We were at low water so the caves were generally at their most accessible, but there were some pretty scary surges of water coming through some of them, cascading over shelves and alternately pulling you in or pushing you back out. We tried to follow one passage way but coming to a T-junction had to revere all the way back as the kayak was way too long to get round the corner! All great fun though.

Here's the big cave under the lighthouse. A few pairs of Shags were breeding in there. It's an enourmous space when you're inside and a nice sheltered spot.

A more distant view of the lighthouse

Some views looking out of caves

We weren't that far off from Vementry and could see a boat out again checking it's pots, often very close due to often surprisingly deep channels. The water was extremely clear with underwater walls encrusted with anenomes, sea urchins and star fish amongst other things.

We had lunch in a little sheltered cove of stacks which was full of seals with pups until we disturbed them. We even had a little wren join us for lunch, a Sheltand sub-species?
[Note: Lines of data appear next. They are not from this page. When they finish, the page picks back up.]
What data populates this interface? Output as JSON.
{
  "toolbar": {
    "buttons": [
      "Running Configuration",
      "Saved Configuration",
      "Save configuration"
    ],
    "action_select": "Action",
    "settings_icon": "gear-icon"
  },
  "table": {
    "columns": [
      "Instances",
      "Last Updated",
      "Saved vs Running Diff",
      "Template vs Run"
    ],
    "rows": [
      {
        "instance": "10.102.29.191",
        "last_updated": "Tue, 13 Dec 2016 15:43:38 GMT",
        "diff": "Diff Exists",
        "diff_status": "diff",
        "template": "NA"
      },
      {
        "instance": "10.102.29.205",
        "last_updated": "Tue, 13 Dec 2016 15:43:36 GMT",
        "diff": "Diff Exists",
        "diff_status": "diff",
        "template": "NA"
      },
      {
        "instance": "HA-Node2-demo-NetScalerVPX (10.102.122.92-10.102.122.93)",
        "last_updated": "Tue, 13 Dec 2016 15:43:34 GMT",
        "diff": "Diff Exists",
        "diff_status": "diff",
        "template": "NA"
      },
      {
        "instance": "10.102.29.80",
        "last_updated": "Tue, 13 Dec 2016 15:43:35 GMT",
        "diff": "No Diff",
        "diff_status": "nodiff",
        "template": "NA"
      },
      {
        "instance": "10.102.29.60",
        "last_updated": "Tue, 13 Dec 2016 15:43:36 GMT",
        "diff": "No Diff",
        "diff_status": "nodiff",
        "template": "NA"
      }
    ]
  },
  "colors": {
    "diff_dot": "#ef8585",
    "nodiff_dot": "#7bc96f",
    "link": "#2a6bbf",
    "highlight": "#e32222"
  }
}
The bird life along this coast is fantastic; Great Skua, Artic Skua, Razor bill, Puffin, Black Guilliemot, Shag, Gannet, Fulmar, Herring Gull, Black Backed Gull, Raven. We even paddled under a kittiwake colony on some over hanging cliffs towards the end of our trip. Alas no whales...

Next trip will have to been round the north of the island from Muckle Roe bridge to The Hams


  1. Excellent pics - makes me wish i had taken up kayaking when it was offered to me a few years ago. The Shetland Wren is considered to be separate subspecies - its darker & more 'robust' than the mainland counterpart - latin name Troglodytes troglodytes zetlandicus.

  2. Cheers.

    Is there only 'The Shetland Wren' up here then? My kayaking buddy mentioned it, was news to me. Added a link about it.